A more concrete example of IoT at work is in an IoT enabled car. The data collected from various sensors positioned at crucial components inside the car can help integrate the control and communications of the entire unit. For instance, the IoT platform can continuously assess road traffic conditions and suggest the driver change routes or adopt driving practices that heighten safety depending on the weather.
Being a breakthrough technology with the potential to disrupt everything, IoT finds use particularly in agriculture, energy conservation, transportation, healthcare, manufacturing etc.
Differences in Data Stream Management and Processing
Big data involves collecting huge volumes of data. However, it does not subject these data streams to any kind of processing at once for extracting meaningful insights or patterns for making real-time decisions. Analysis occurs at a later stage and there is a delay or gap between when the data is procured and when it gets processed.
IoT, on the other hand, is all about collecting and processing data streams at the same time. The data gathered gets processed instantly in real-time for optimizing the performance as well as correcting any malfunctions or identifying problems early on. In IoT, the data streams are constantly managed real time for accurate data-driven decisions and analysis.
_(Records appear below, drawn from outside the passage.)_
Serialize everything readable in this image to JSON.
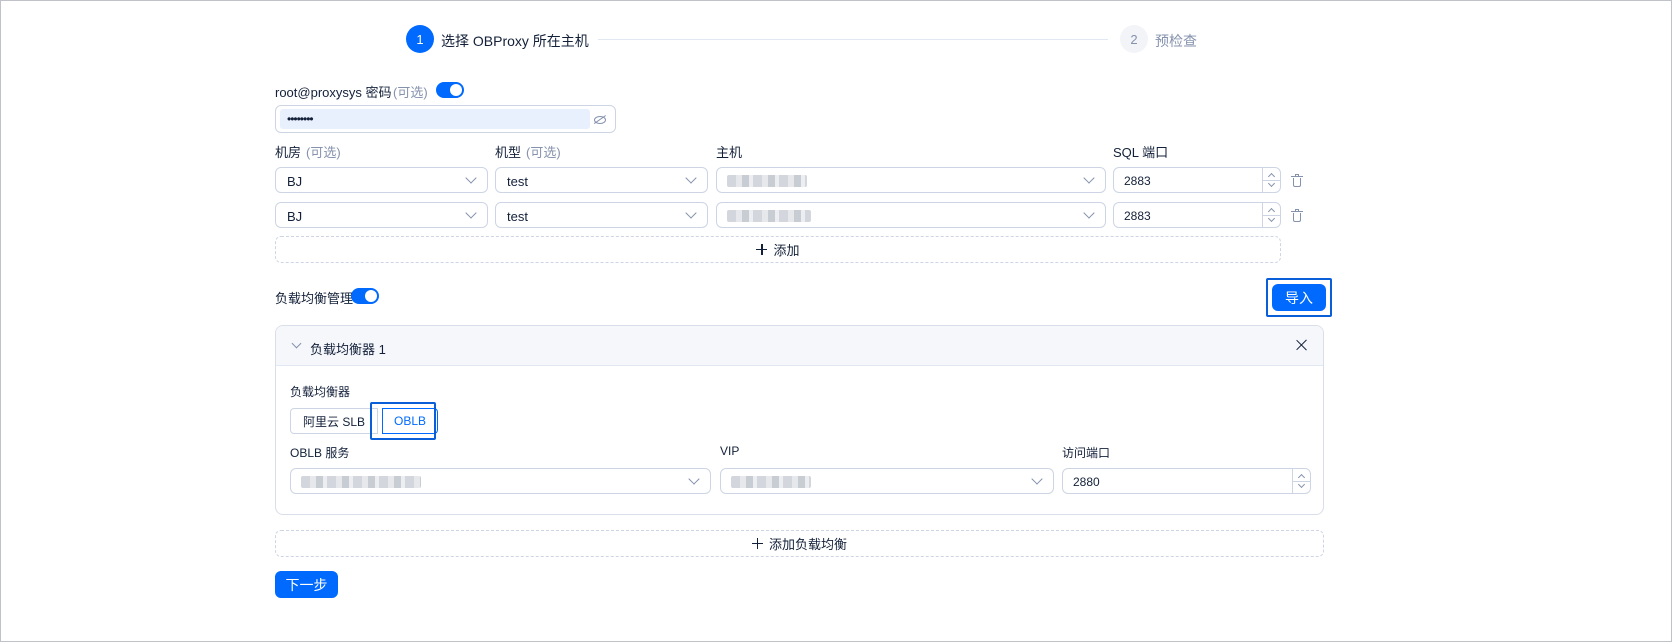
{
  "steps": [
    {
      "index": "1",
      "label": "选择 OBProxy 所在主机",
      "status": "active"
    },
    {
      "index": "2",
      "label": "预检查",
      "status": "wait"
    }
  ],
  "password": {
    "label": "root@proxysys 密码",
    "optional": "(可选)",
    "switch_on": true,
    "masked_value": "••••••••"
  },
  "hosts_table": {
    "columns": [
      {
        "label": "机房",
        "optional": "(可选)"
      },
      {
        "label": "机型",
        "optional": "(可选)"
      },
      {
        "label": "主机",
        "optional": ""
      },
      {
        "label": "SQL 端口",
        "optional": ""
      }
    ],
    "rows": [
      {
        "idc": "BJ",
        "model": "test",
        "host": "",
        "port": "2883"
      },
      {
        "idc": "BJ",
        "model": "test",
        "host": "",
        "port": "2883"
      }
    ],
    "add_label": "添加"
  },
  "lb": {
    "label": "负载均衡管理",
    "switch_on": true,
    "import_label": "导入",
    "panel_title": "负载均衡器 1",
    "field_label": "负载均衡器",
    "options": [
      "阿里云 SLB",
      "OBLB"
    ],
    "selected": "OBLB",
    "service_label": "OBLB 服务",
    "vip_label": "VIP",
    "port_label": "访问端口",
    "port_value": "2880",
    "add_label": "添加负载均衡"
  },
  "next_label": "下一步",
  "colors": {
    "primary": "#006aff",
    "border": "#cdd5e4",
    "text": "#132039",
    "muted": "#8592ad"
  },
  "icons": [
    "chevron-down-icon",
    "trash-icon",
    "plus-icon",
    "eye-invisible-icon",
    "close-icon",
    "caret-up-icon",
    "caret-down-icon"
  ]
}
Since the collected data is analyzed only after a certain interval, big data solutions find use primarily in areas such as capacity planning, predictive maintenance, etc. Whereas IoT is all about time, as the simultaneous collection and processing of data find application in real-time scenarios like vehicle dynamics or traffic management to optimize their operational capabilities as well as detect issues.
Big Data is Human Generated, Whereas IoT is Machine Generated
Big data is about data generated solely due to human activity across different interfaces. For instance, our social media usage of scrolling through news feeds, subscribing to various channels and the messages we send and receive will leave out data trails that are collected by these platforms over time to build up a picture of our behavior and detect patterns in usage so as to personalize their services.
Besides social media, human-generated data used in big data projects comes from other sources like emails, browsing activity etc. Amassed over longer periods, these data remain helpful in detecting patterns in human behavior with certainty, which remains helpful for planning and fixing long-term solutions.
IoT relies extensively on machine-generated data from sensors attached to everyday objects like home appliances and personal digital devices. An IoT platform collects and analyzes these data real-time to optimize operations and detect potential problems simultaneously. A typical example is smart traffic lights that can switch traffic across the lanes real-time depending on the number of vehicles on the road or any congestions in vehicular traffic.
As we have seen above, both big data and the Internet of Things shares several differences that make them two dissimilar concepts. Big data is more into collecting and accumulating huge data for analysis afterward, whereas IoT is about simultaneously collecting and processing data to make real-time decisions. In spite of their differences, it is not correct to say that the two never complement one another. In fact, both these technologies seem better off when combined together.
Being perfectly compatible, big data can leverage the power of IoT to make sense of the data collected in real-time. The reverse is also true as IoT can benefit from the massive data troves gathered in big data projects to optimize, detect and even predict issues, so as to prevent them from occurring. Merging these two together is one step to being proactive with data, to shift processes and operations entirely into a data-driven approach.